Classic Computer Magazine Archive ANTIC VOL. 2, NO. 12 / MARCH 1984


Check those mysterious disk sectors



This BASIC program allows you to view and edit the contents of any disk sector, and requires a disk drive and at least 16K RAM. A printer is optional. To use this program on an XL series computer, run Translator first (see page 85 this issue). Martin Rex lives in West Germany.

Atari's Disk Operating System (OS) facilitates the loading and storing of information on a disk drive. With DOS, a disk contains 720 sectors, each of which holds 128 bytes of data. If you've ever wondered what is contained in the sectors on a disk, this program will help satisfy your curiosity. However, due to space limitations, we can't go into detail about the meaning of the data on the disk.


First type in the listing and SAVE a copy for safekeeping. Use TYPO to check for typing errors.

Before using Diskread for the first time, select a disk to examine. Back it up, and use Diskread on the copy only! If there are any typing errors in your version of Diskread, there's a slight possibiIity that it could destroy valuable data on your disk.

Now RUN the program. You will be asked for a sector to be listed; they are numbered from 1 to 720. Try 361 -- this is where the disk directory starts. The disk drive will run for a few seconds, and the contents of the sector will appear on your screen. The left side of the screen represents the data in hexadecimal form. On the right side, the data appears as ASCII characters in inverse video. A menu of choices is listed at the bottom of the screen. Select the desired function by pressing the indicated letter key. (It's not necessary to press [RETURN] after making a selection.)


F = following sector

This reads and displays the next absolute sector. If you're readind sctor 450, you'll see 451.

N = next sector

If a sector is part of a file that was created by DOS, it contains information that indicates the location of the next consecutive sector (if any) in the file. This function uses this pointer to find the next sector in a file, if applicable.

S = new sector

Use this to skip to another sector. Remember, sectors are numbered from 1 to 720.


This ends the program.

E = edit

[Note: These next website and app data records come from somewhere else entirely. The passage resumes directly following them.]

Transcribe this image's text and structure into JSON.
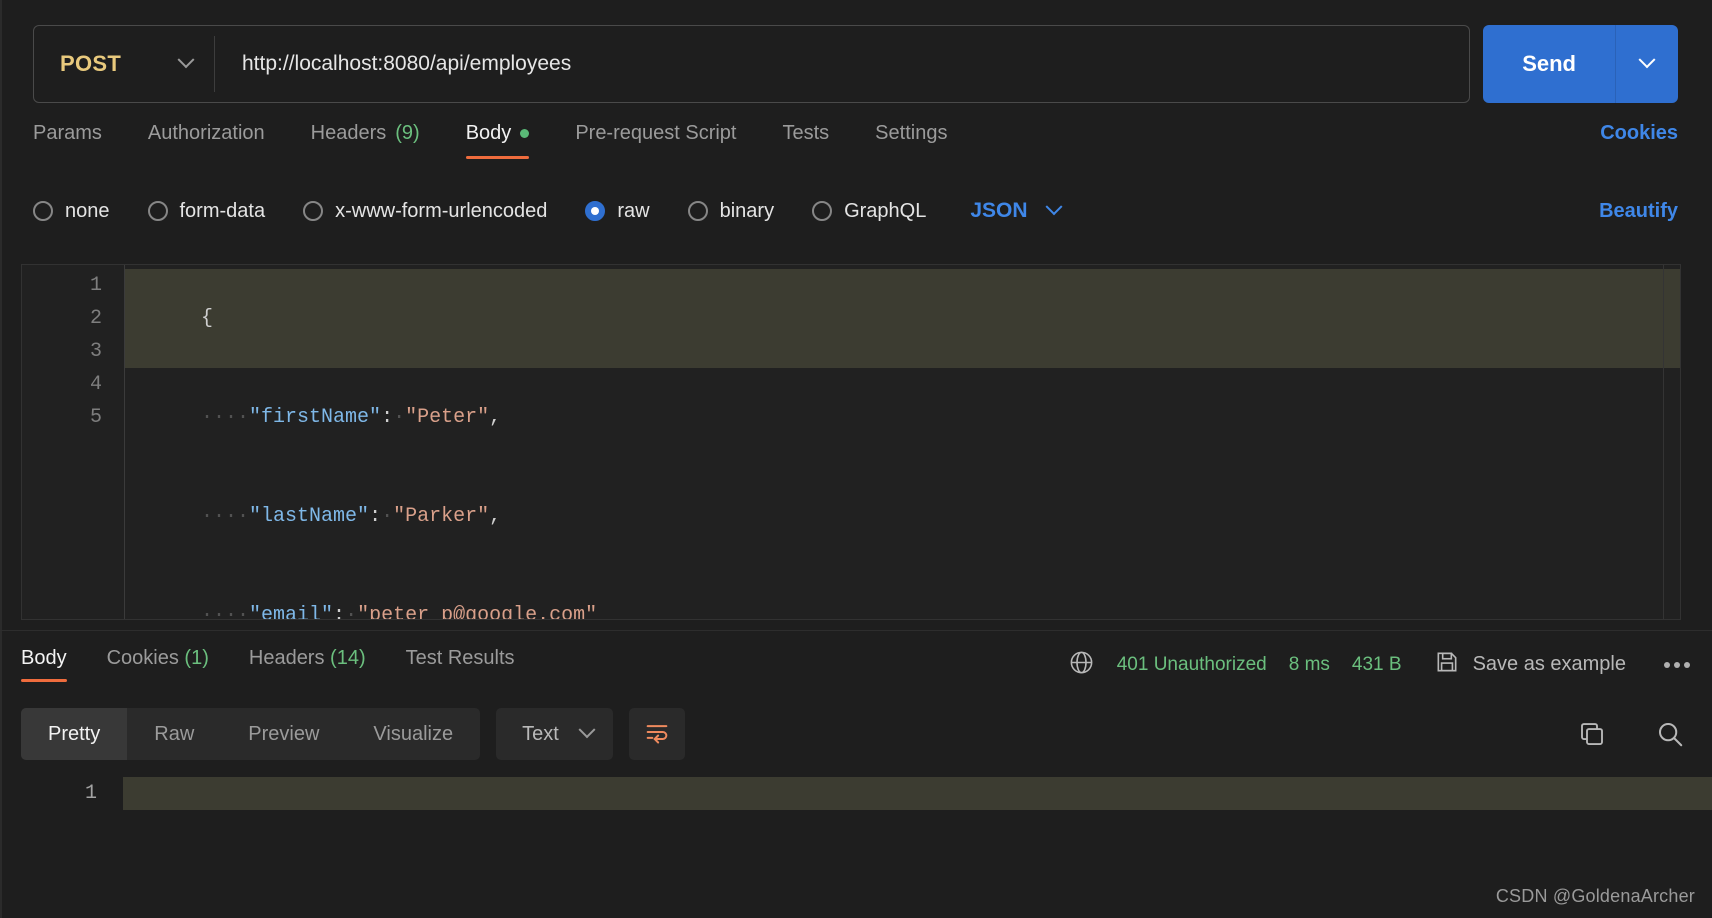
{
  "request": {
    "method": "POST",
    "url": "http://localhost:8080/api/employees",
    "send_label": "Send",
    "tabs": [
      {
        "label": "Params",
        "count": "",
        "active": false,
        "dot": false
      },
      {
        "label": "Authorization",
        "count": "",
        "active": false,
        "dot": false
      },
      {
        "label": "Headers",
        "count": "(9)",
        "active": false,
        "dot": false
      },
      {
        "label": "Body",
        "count": "",
        "active": true,
        "dot": true
      },
      {
        "label": "Pre-request Script",
        "count": "",
        "active": false,
        "dot": false
      },
      {
        "label": "Tests",
        "count": "",
        "active": false,
        "dot": false
      },
      {
        "label": "Settings",
        "count": "",
        "active": false,
        "dot": false
      }
    ],
    "cookies_link": "Cookies",
    "body_types": [
      {
        "label": "none",
        "selected": false
      },
      {
        "label": "form-data",
        "selected": false
      },
      {
        "label": "x-www-form-urlencoded",
        "selected": false
      },
      {
        "label": "raw",
        "selected": true
      },
      {
        "label": "binary",
        "selected": false
      },
      {
        "label": "GraphQL",
        "selected": false
      }
    ],
    "raw_format": "JSON",
    "beautify_label": "Beautify"
  },
  "editor": {
    "line_numbers": [
      "1",
      "2",
      "3",
      "4",
      "5"
    ],
    "lines": [
      {
        "highlighted": true,
        "tokens": [
          {
            "t": "punct",
            "v": "{"
          }
        ]
      },
      {
        "highlighted": false,
        "tokens": [
          {
            "t": "ws",
            "v": "····"
          },
          {
            "t": "key",
            "v": "\"firstName\""
          },
          {
            "t": "punct",
            "v": ":"
          },
          {
            "t": "ws",
            "v": "·"
          },
          {
            "t": "str",
            "v": "\"Peter\""
          },
          {
            "t": "punct",
            "v": ","
          }
        ]
      },
      {
        "highlighted": false,
        "tokens": [
          {
            "t": "ws",
            "v": "····"
          },
          {
            "t": "key",
            "v": "\"lastName\""
          },
          {
            "t": "punct",
            "v": ":"
          },
          {
            "t": "ws",
            "v": "·"
          },
          {
            "t": "str",
            "v": "\"Parker\""
          },
          {
            "t": "punct",
            "v": ","
          }
        ]
      },
      {
        "highlighted": false,
        "tokens": [
          {
            "t": "ws",
            "v": "····"
          },
          {
            "t": "key",
            "v": "\"email\""
          },
          {
            "t": "punct",
            "v": ":"
          },
          {
            "t": "ws",
            "v": "·"
          },
          {
            "t": "str",
            "v": "\"peter_p@google.com\""
          }
        ]
      },
      {
        "highlighted": false,
        "tokens": [
          {
            "t": "punct",
            "v": "}"
          }
        ]
      }
    ],
    "body_text": "{\n    \"firstName\": \"Peter\",\n    \"lastName\": \"Parker\",\n    \"email\": \"peter_p@google.com\"\n}"
  },
  "response": {
    "tabs": [
      {
        "label": "Body",
        "count": "",
        "active": true
      },
      {
        "label": "Cookies",
        "count": "(1)",
        "active": false
      },
      {
        "label": "Headers",
        "count": "(14)",
        "active": false
      },
      {
        "label": "Test Results",
        "count": "",
        "active": false
      }
    ],
    "status": "401 Unauthorized",
    "time": "8 ms",
    "size": "431 B",
    "save_as_example": "Save as example",
    "view_modes": [
      {
        "label": "Pretty",
        "active": true
      },
      {
        "label": "Raw",
        "active": false
      },
      {
        "label": "Preview",
        "active": false
      },
      {
        "label": "Visualize",
        "active": false
      }
    ],
    "format": "Text",
    "line_numbers": [
      "1"
    ],
    "body_text": ""
  },
  "colors": {
    "accent_orange": "#ef6c3d",
    "link_blue": "#3f87e8",
    "send_blue": "#2f6fd0",
    "status_green": "#6bbf7e",
    "method_yellow": "#e8c97d"
  },
  "watermark": "CSDN @GoldenaArcher"
}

If you choose this mode, the cursor will be placed on the first hexadecimal byte in the sector. You can type in new values for any byte, using the cursor keys to position yourself. To exit this mode, press [RETURN].

W = write new sector

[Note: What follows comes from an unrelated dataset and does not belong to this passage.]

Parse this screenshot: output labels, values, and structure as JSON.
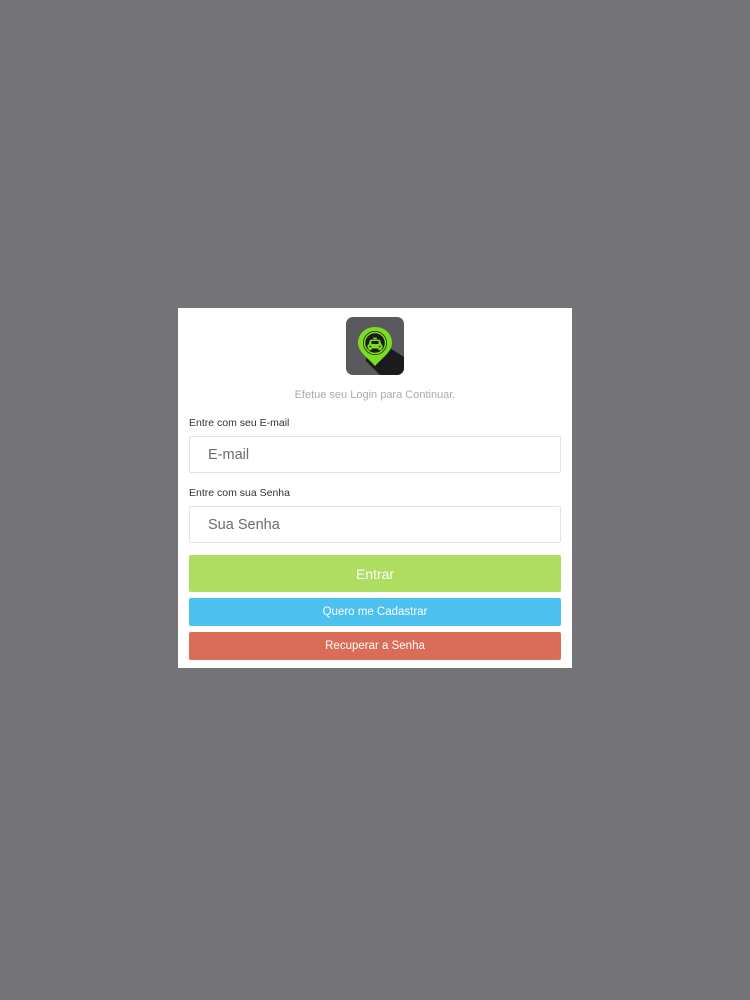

If you edit a sector, you can write the same location on the disk. You are first asked for a confirmation of the write command. Do not use this feature unless you understand all of the implications of your actions. Otherwise, you can lose all of the data on your disk.

H = hardcopy

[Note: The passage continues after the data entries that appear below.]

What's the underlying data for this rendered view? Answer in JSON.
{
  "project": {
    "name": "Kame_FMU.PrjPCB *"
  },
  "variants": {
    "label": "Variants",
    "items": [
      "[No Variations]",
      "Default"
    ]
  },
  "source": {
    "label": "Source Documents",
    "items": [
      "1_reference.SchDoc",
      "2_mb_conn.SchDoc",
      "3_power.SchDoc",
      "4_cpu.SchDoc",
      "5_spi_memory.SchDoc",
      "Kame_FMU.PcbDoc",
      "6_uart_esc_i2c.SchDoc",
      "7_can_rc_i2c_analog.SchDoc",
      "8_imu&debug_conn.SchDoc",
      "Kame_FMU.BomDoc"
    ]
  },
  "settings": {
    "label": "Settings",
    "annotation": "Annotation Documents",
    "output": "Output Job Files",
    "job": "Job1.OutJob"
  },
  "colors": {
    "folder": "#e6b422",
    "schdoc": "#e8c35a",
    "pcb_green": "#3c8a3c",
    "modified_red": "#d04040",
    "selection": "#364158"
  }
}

Make sure a printer is on-line and ready. This function lists the current sector's contents to your printer. The short machine-languag routine at the end of the program permits the rapid listing of the sector's contents to the Screen.

Listing: DISKREAD.BAS Download